League City has the lowest sales tax rate in Galveston County at 8 percent, hurting its odds of attracting big companies with good jobs, one group said.
Some business leaders are calling for a quarter-cent sales tax to pay for economic development projects, something surrounding cities have been doing for years as they grab for new employers.
A League City Regional Chamber of Commerce task force that has met for a year suggested earlier this month that the city government would benefit from such a tax to lure desirable corporations to the area.
But League City voters have turned down previous attempts at the extra sales tax. The measure failed in elections in 1994, 1997, 2007 and 2015.
VOTERS SAID NO
The Texas Legislature authorized cities to levy certain optional sales taxes to promote economic development and improve the quality of life.
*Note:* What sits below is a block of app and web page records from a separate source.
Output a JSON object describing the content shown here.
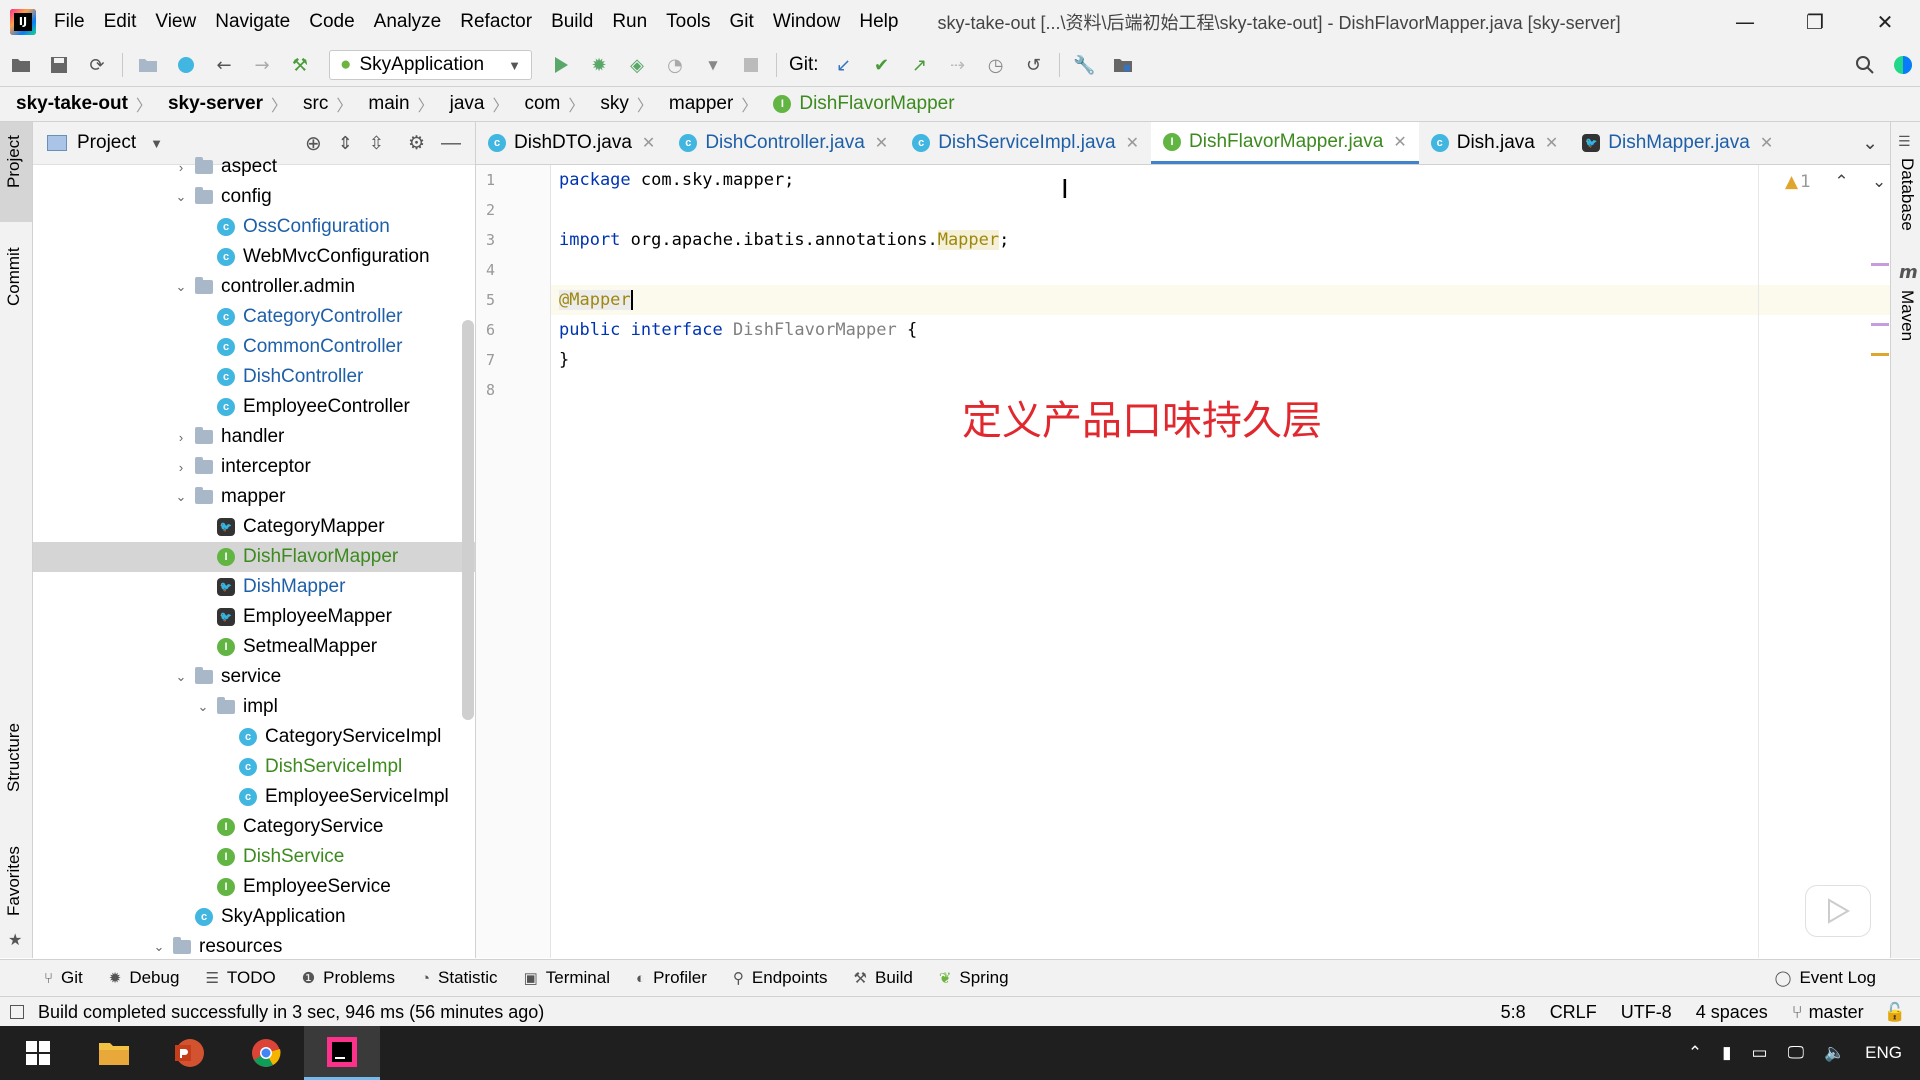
{
  "menu": [
    "File",
    "Edit",
    "View",
    "Navigate",
    "Code",
    "Analyze",
    "Refactor",
    "Build",
    "Run",
    "Tools",
    "Git",
    "Window",
    "Help"
  ],
  "window_title": "sky-take-out [...\\资料\\后端初始工程\\sky-take-out] - DishFlavorMapper.java [sky-server]",
  "toolbar": {
    "run_config": "SkyApplication",
    "git_label": "Git:"
  },
  "breadcrumb": [
    "sky-take-out",
    "sky-server",
    "src",
    "main",
    "java",
    "com",
    "sky",
    "mapper",
    "DishFlavorMapper"
  ],
  "left_strip": {
    "project": "Project",
    "commit": "Commit",
    "structure": "Structure",
    "favorites": "Favorites"
  },
  "right_strip": {
    "database": "Database",
    "maven": "Maven"
  },
  "project_panel": {
    "title": "Project",
    "tree": [
      {
        "label": "aspect",
        "type": "folder",
        "indent": 0,
        "expanded": false
      },
      {
        "label": "config",
        "type": "folder",
        "indent": 0,
        "expanded": true
      },
      {
        "label": "OssConfiguration",
        "type": "class",
        "indent": 1,
        "color": "blue"
      },
      {
        "label": "WebMvcConfiguration",
        "type": "class",
        "indent": 1,
        "color": "default"
      },
      {
        "label": "controller.admin",
        "type": "folder",
        "indent": 0,
        "expanded": true
      },
      {
        "label": "CategoryController",
        "type": "class",
        "indent": 1,
        "color": "blue"
      },
      {
        "label": "CommonController",
        "type": "class",
        "indent": 1,
        "color": "blue"
      },
      {
        "label": "DishController",
        "type": "class",
        "indent": 1,
        "color": "blue"
      },
      {
        "label": "EmployeeController",
        "type": "class",
        "indent": 1,
        "color": "default"
      },
      {
        "label": "handler",
        "type": "folder",
        "indent": 0,
        "expanded": false
      },
      {
        "label": "interceptor",
        "type": "folder",
        "indent": 0,
        "expanded": false
      },
      {
        "label": "mapper",
        "type": "folder",
        "indent": 0,
        "expanded": true
      },
      {
        "label": "CategoryMapper",
        "type": "mybatis",
        "indent": 1,
        "color": "default"
      },
      {
        "label": "DishFlavorMapper",
        "type": "interface",
        "indent": 1,
        "color": "green",
        "selected": true
      },
      {
        "label": "DishMapper",
        "type": "mybatis",
        "indent": 1,
        "color": "blue"
      },
      {
        "label": "EmployeeMapper",
        "type": "mybatis",
        "indent": 1,
        "color": "default"
      },
      {
        "label": "SetmealMapper",
        "type": "interface",
        "indent": 1,
        "color": "default"
      },
      {
        "label": "service",
        "type": "folder",
        "indent": 0,
        "expanded": true
      },
      {
        "label": "impl",
        "type": "folder",
        "indent": 1,
        "expanded": true
      },
      {
        "label": "CategoryServiceImpl",
        "type": "class",
        "indent": 2,
        "color": "default"
      },
      {
        "label": "DishServiceImpl",
        "type": "class",
        "indent": 2,
        "color": "green"
      },
      {
        "label": "EmployeeServiceImpl",
        "type": "class",
        "indent": 2,
        "color": "default"
      },
      {
        "label": "CategoryService",
        "type": "interface",
        "indent": 1,
        "color": "default"
      },
      {
        "label": "DishService",
        "type": "interface",
        "indent": 1,
        "color": "green"
      },
      {
        "label": "EmployeeService",
        "type": "interface",
        "indent": 1,
        "color": "default"
      },
      {
        "label": "SkyApplication",
        "type": "class",
        "indent": 0,
        "color": "default"
      },
      {
        "label": "resources",
        "type": "folder",
        "indent": -1,
        "expanded": true
      }
    ]
  },
  "tabs": [
    {
      "label": "DishDTO.java",
      "icon": "class"
    },
    {
      "label": "DishController.java",
      "icon": "class",
      "color": "blue"
    },
    {
      "label": "DishServiceImpl.java",
      "icon": "class",
      "color": "blue"
    },
    {
      "label": "DishFlavorMapper.java",
      "icon": "interface",
      "color": "green",
      "active": true
    },
    {
      "label": "Dish.java",
      "icon": "class"
    },
    {
      "label": "DishMapper.java",
      "icon": "mybatis",
      "color": "blue"
    }
  ],
  "code": {
    "line_numbers": [
      "1",
      "2",
      "3",
      "4",
      "5",
      "6",
      "7",
      "8"
    ],
    "l1_kw": "package",
    "l1_rest": " com.sky.mapper;",
    "l3_kw": "import",
    "l3_rest": " org.apache.ibatis.annotations.",
    "l3_ann": "Mapper",
    "l3_end": ";",
    "l5_ann": "@Mapper",
    "l6_kw": "public interface",
    "l6_name": " DishFlavorMapper",
    "l6_end": " {",
    "l7": "}"
  },
  "overlay_text": "定义产品口味持久层",
  "inspection_count": "1",
  "bottom_tools": [
    "Git",
    "Debug",
    "TODO",
    "Problems",
    "Statistic",
    "Terminal",
    "Profiler",
    "Endpoints",
    "Build",
    "Spring"
  ],
  "event_log": "Event Log",
  "status": {
    "message": "Build completed successfully in 3 sec, 946 ms (56 minutes ago)",
    "position": "5:8",
    "line_sep": "CRLF",
    "encoding": "UTF-8",
    "indent": "4 spaces",
    "branch": "master"
  },
  "taskbar": {
    "lang": "ENG"
  }
}
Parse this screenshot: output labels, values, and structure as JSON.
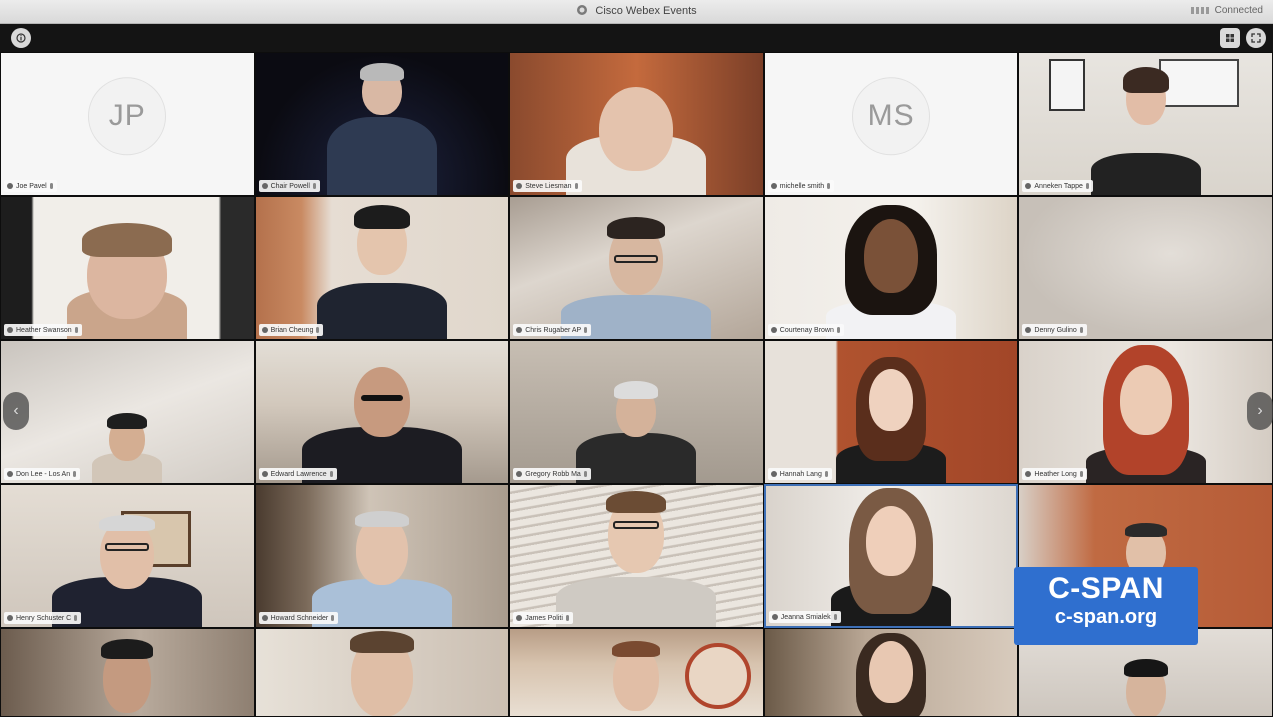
{
  "window": {
    "title": "Cisco Webex Events",
    "status": "Connected",
    "title_icon": "webex-logo-icon"
  },
  "toolbar": {
    "left_icon": "info-icon",
    "right_icons": [
      "grid-view-icon",
      "fullscreen-icon"
    ]
  },
  "participants": [
    {
      "name": "Joe Pavel",
      "initials": "JP",
      "avatar": true
    },
    {
      "name": "Chair Powell"
    },
    {
      "name": "Steve Liesman"
    },
    {
      "name": "michelle smith",
      "initials": "MS",
      "avatar": true
    },
    {
      "name": "Anneken Tappe"
    },
    {
      "name": "Heather Swanson"
    },
    {
      "name": "Brian Cheung"
    },
    {
      "name": "Chris Rugaber AP"
    },
    {
      "name": "Courtenay Brown"
    },
    {
      "name": "Denny Gulino"
    },
    {
      "name": "Don Lee - Los An"
    },
    {
      "name": "Edward Lawrence"
    },
    {
      "name": "Gregory Robb Ma"
    },
    {
      "name": "Hannah Lang"
    },
    {
      "name": "Heather Long"
    },
    {
      "name": "Henry Schuster C"
    },
    {
      "name": "Howard Schneider"
    },
    {
      "name": "James Politi"
    },
    {
      "name": "Jeanna Smialek"
    },
    {
      "name": ""
    },
    {
      "name": ""
    },
    {
      "name": ""
    },
    {
      "name": ""
    },
    {
      "name": ""
    },
    {
      "name": ""
    }
  ],
  "navigation": {
    "prev_icon": "chevron-left-icon",
    "next_icon": "chevron-right-icon",
    "prev_glyph": "‹",
    "next_glyph": "›"
  },
  "watermark": {
    "logo": "C-SPAN",
    "url": "c-span.org"
  }
}
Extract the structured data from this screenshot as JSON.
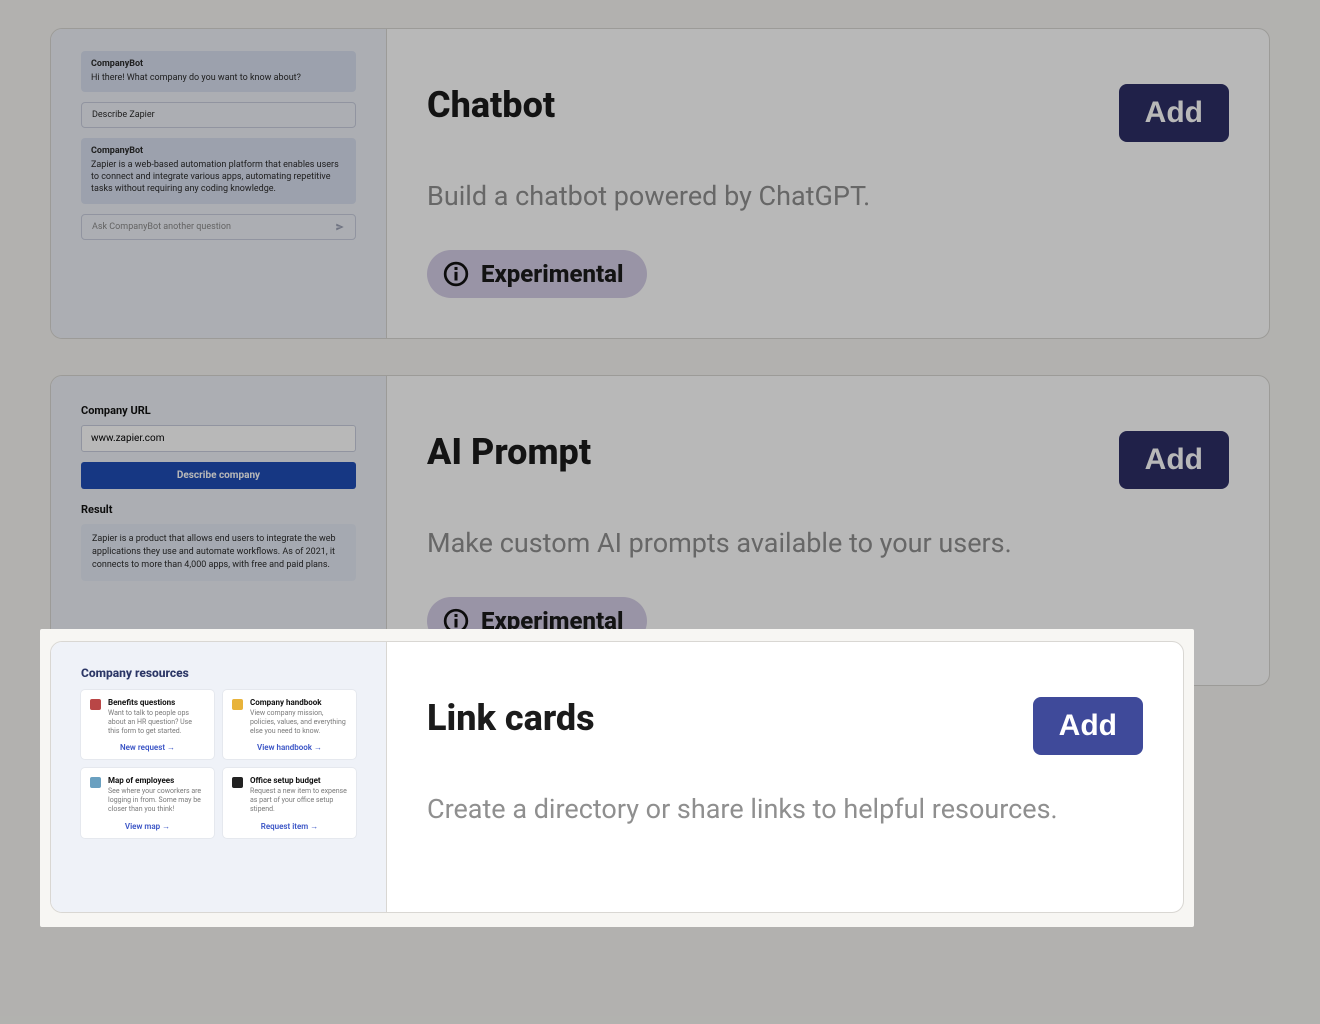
{
  "common": {
    "add_label": "Add",
    "experimental_label": "Experimental"
  },
  "cards": {
    "chatbot": {
      "title": "Chatbot",
      "desc": "Build a chatbot powered by ChatGPT.",
      "thumb": {
        "bot_name": "CompanyBot",
        "greeting": "Hi there! What company do you want to know about?",
        "user_msg": "Describe Zapier",
        "bot_reply": "Zapier is a web-based automation platform that enables users to connect and integrate various apps, automating repetitive tasks without requiring any coding knowledge.",
        "ask_placeholder": "Ask CompanyBot another question"
      }
    },
    "ai_prompt": {
      "title": "AI Prompt",
      "desc": "Make custom AI prompts available to your users.",
      "thumb": {
        "url_label": "Company URL",
        "url_value": "www.zapier.com",
        "button": "Describe company",
        "result_label": "Result",
        "result_text": "Zapier is a product that allows end users to integrate the web applications they use and automate workflows. As of 2021, it connects to more than 4,000 apps, with free and paid plans."
      }
    },
    "link_cards": {
      "title": "Link cards",
      "desc": "Create a directory or share links to helpful resources.",
      "thumb": {
        "heading": "Company resources",
        "items": [
          {
            "title": "Benefits questions",
            "sub": "Want to talk to people ops about an HR question? Use this form to get started.",
            "cta": "New request"
          },
          {
            "title": "Company handbook",
            "sub": "View company mission, policies, values, and everything else you need to know.",
            "cta": "View handbook"
          },
          {
            "title": "Map of employees",
            "sub": "See where your coworkers are logging in from. Some may be closer than you think!",
            "cta": "View map"
          },
          {
            "title": "Office setup budget",
            "sub": "Request a new item to expense as part of your office setup stipend.",
            "cta": "Request item"
          }
        ]
      }
    }
  }
}
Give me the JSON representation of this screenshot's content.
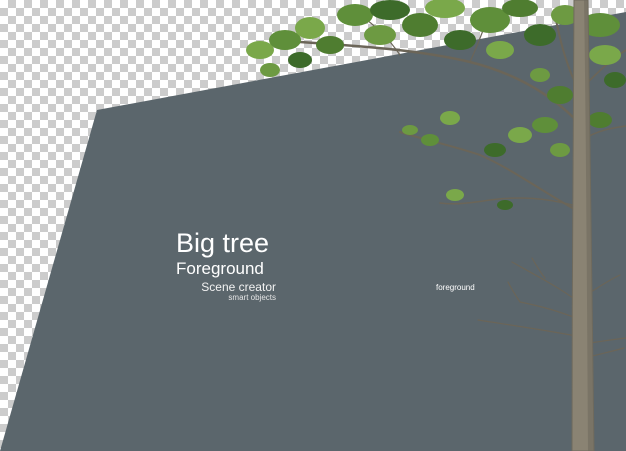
{
  "heading": {
    "title": "Big tree",
    "subtitle": "Foreground",
    "creator": "Scene creator",
    "tagline": "smart objects"
  },
  "label": "foreground",
  "colors": {
    "panel": "#5b666c",
    "checker_light": "#ffffff",
    "checker_dark": "#cccccc",
    "trunk": "#8a8373",
    "branch": "#6b6558",
    "leaf_dark": "#3d6b2a",
    "leaf_light": "#7aa84a"
  }
}
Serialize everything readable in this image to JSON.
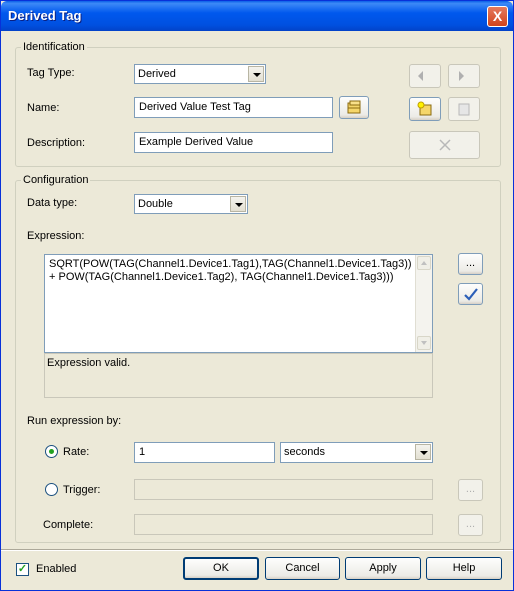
{
  "window": {
    "title": "Derived Tag",
    "close": "X"
  },
  "identification": {
    "group_title": "Identification",
    "tag_type_label": "Tag Type:",
    "tag_type_value": "Derived",
    "name_label": "Name:",
    "name_value": "Derived Value Test Tag",
    "description_label": "Description:",
    "description_value": "Example Derived Value"
  },
  "configuration": {
    "group_title": "Configuration",
    "data_type_label": "Data type:",
    "data_type_value": "Double",
    "expression_label": "Expression:",
    "expression_lines": [
      "SQRT(POW(TAG(Channel1.Device1.Tag1),TAG(Channel1.Device1.Tag3))",
      "+ POW(TAG(Channel1.Device1.Tag2), TAG(Channel1.Device1.Tag3)))"
    ],
    "expression_browse": "...",
    "expression_status": "Expression valid.",
    "run_by_label": "Run expression by:",
    "rate_label": "Rate:",
    "rate_value": "1",
    "rate_unit": "seconds",
    "trigger_label": "Trigger:",
    "trigger_browse": "...",
    "complete_label": "Complete:",
    "complete_browse": "..."
  },
  "footer": {
    "enabled_label": "Enabled",
    "ok": "OK",
    "cancel": "Cancel",
    "apply": "Apply",
    "help": "Help"
  }
}
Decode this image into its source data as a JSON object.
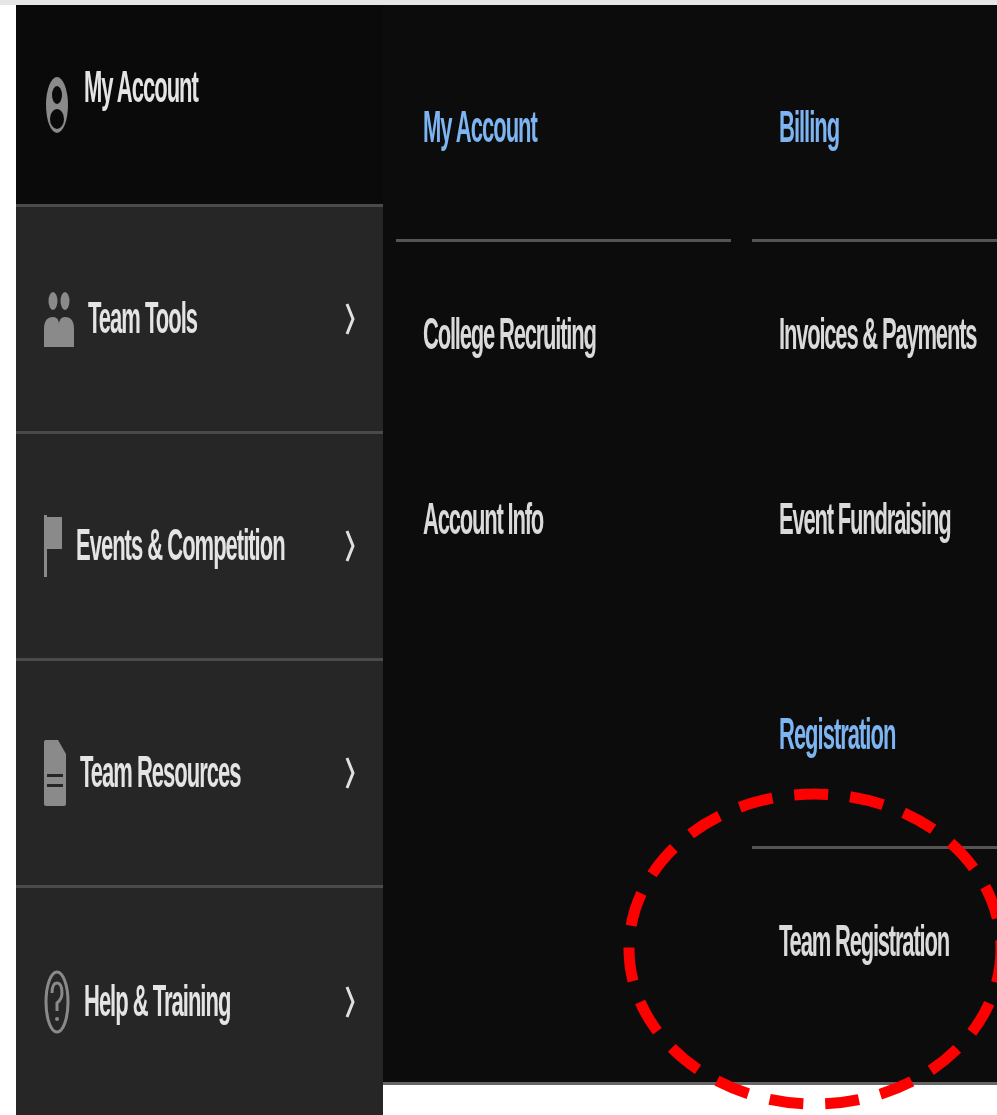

Cities can charge quarter-cent taxes.
In League City, those includes its existing 4B corporation that voters approved in 1994 to promote and develop amateur sports facilities.
What League City doesn’t have is a new, local option sales tax that would be used only to promote and invest in economic development projects.
If League City voters approved such an option, the city could create a more robust economic development program and get a financial return on that investment, Economic Development Director Scott Livingston said.
But 53 percent of voters in 2015 said no.
Revenues from the increased sales tax would have helped lower the burden on residential taxpayers, proponents at the time said.
Had the proposition passed, nonresidents who shop in League City would have played a part in helping pay for economic development projects and economic growth, supporters had argued.
In 2007, 57.6 percent of voters rejected the quarter-cent tax. In 1997, 62 percent of voters opposed it. And in 1994, 59 percent of voters said no to the tax.
The city could invest the sales tax revenue in a wide variety of projects from creating high-paying jobs to supporting city services and infrastructure, proponents argue.
NEEDS AND DESIRES
The money could be used for providing places to live, work, shop, eat and play, Livingston said. The potential projects could stimulate entrepreneurship, innovation, research and development and education, he said.
The city council, the economic development board of directors, city officials and residents would have input and control over the investment of the sales tax revenue, Livingston said.
Using a quarter-cent sales tax for economic development projects could be a smart move, League City Mayor Pat Hallisey said.
“We have some major projects, and we have to figure out how to pay for them,” Hallisey said.
A sales tax proposal failed in 2015 in part because Mark Rohr, who was city manager at the time, didn’t explain it well to people, Hallisey said.
Tom Linklater, chairman of the chamber’s economic development committee, is a staunch supporter of the concept.
“It’s vital to League City’s growth and development in the future,” Linklater said. “Not having it puts us at a disadvantage when competing with other cities.”
INVESTING IN WORDS
League City is not just the only city in Galveston County that doesn’t charge the quarter-cent sales tax, it’s the only one in the area, Linklater said.
But as much as he and others want the tax, voters would still get the final say. Convincing them to support something they’ve been against since at least 1993 is going to take work.
“It’s a misunderstanding,” Linklater said. “We have to do a better job explaining how it works and what it does.”
One key strategy the task force plans to employ is changing the vocabulary. The task force is stressing the word investment over incentive, and it is suggesting that the city stop using the word incentive when talking about attracting businesses.
The one-quarter cent sales tax funds spent on economic development perks, likewise, would be called investments, Linklater said.
“Everything has to have a return,” he said.
Even though League City voters turned down the one-quarter cent sales tax at least four times, many of them have no problem paying the same sales tax when they shop or dine in other places.
“They pay it whenever they go outside League City,” Linklater said. “When they go to Webster or Kemah, they pay for their economic development.”
Sometime they may inadvertently be paying the extra quarter-cent tax in League City, business owner Ronnie Richards said.
“Many times, local businesses are already unknowingly charging 8.25 percent sales tax already, I’ve found,” Richards said.
Richards, who owns Butler’s Courtyard, 122 N. Michigan Ave., found another League City company was charging him the higher rate.
“Unfortunately, this didn’t help League City, and the state kept the overpayment,” Richards said.